Construction employment increased in 145 out of 339 metropolitan areas between January 2013 and January 2012, according to the association. Construction employment declined in 141 areas and was stagnant in 53 areas.
Association officials noted that after years of declining construction employment, many former construction workers have left for other industries or retired.
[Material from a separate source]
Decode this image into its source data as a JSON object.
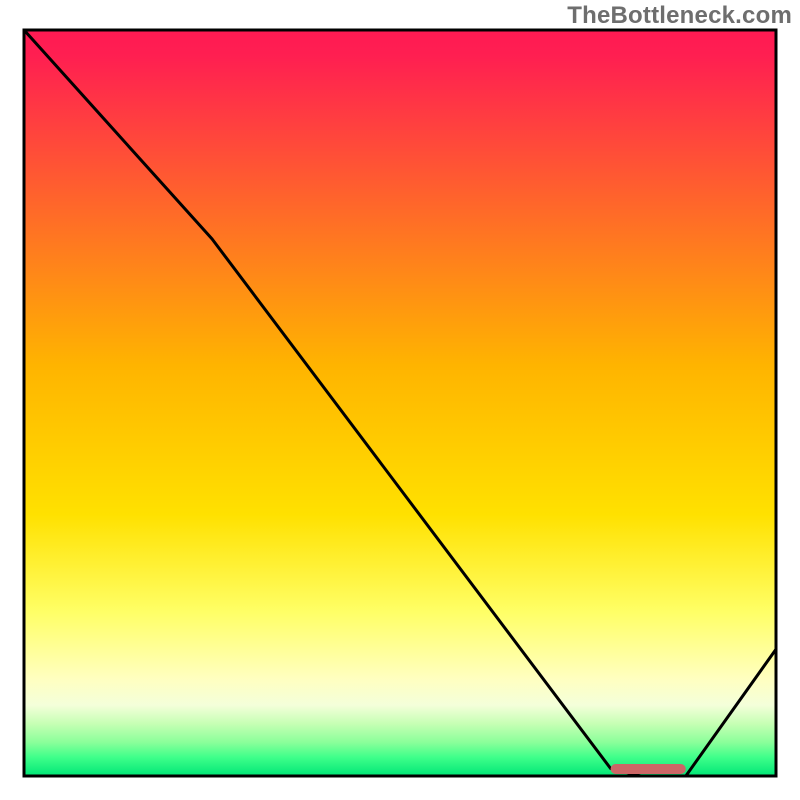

Additionally, the industry’s dire conditions have deterred many graduates from pursuing careers in construction and as a result, the industry is likely to face a shortage of available skilled workers in some parts of the country if the industry continues to add jobs.
“Between the challenges of attracting new recruits and retaining out-of-work ones, there aren’t that many skilled workers waiting for a call-back in many parts of the country,” said Stephen Sandherr, the association’s CEO. “If the industry continues to add jobs, it won’t be long before contractors in some parts of the country are scrambling to find enough skilled workers to meet demand.”
The metro areas with the highest percentage of construction job growth are:
- Pascagoula, Miss.: 45 percent, 1,500 jobs
- Brownsville-Harlingen, Texas: 19 percent, 600 jobs
- Cheyenne, Wyo.: 19 percent, 500 jobs
- Haverhill-North Andover-Amesbury, Mass.-N.H.: 18 percent, 600 jobs
- Dallas-Plano-Irving, Texas: 10,100 jobs, 10 percent
Areas adding a large number of jobs included Los Angeles-Long Beach-Glendale, Calif., with 9,600 jobs; Houston-Sugar Land-Baytown, Texas, with 8,700 jobs; and Phoenix-Mesa-Glendale, Ariz., with 6,000 jobs.
The largest job losses were in:
- Chicago-Joliet-Naperville, Ill.: -3,500 jobs, -3 percent
- Detroit-Livonia-Dearborn, Mich.: -3,500 jobs, -19 percent
- Northern Virginia: -3,200 jobs, -5 percent
- Charleston, W.V.: -2,900 jobs, -20 percent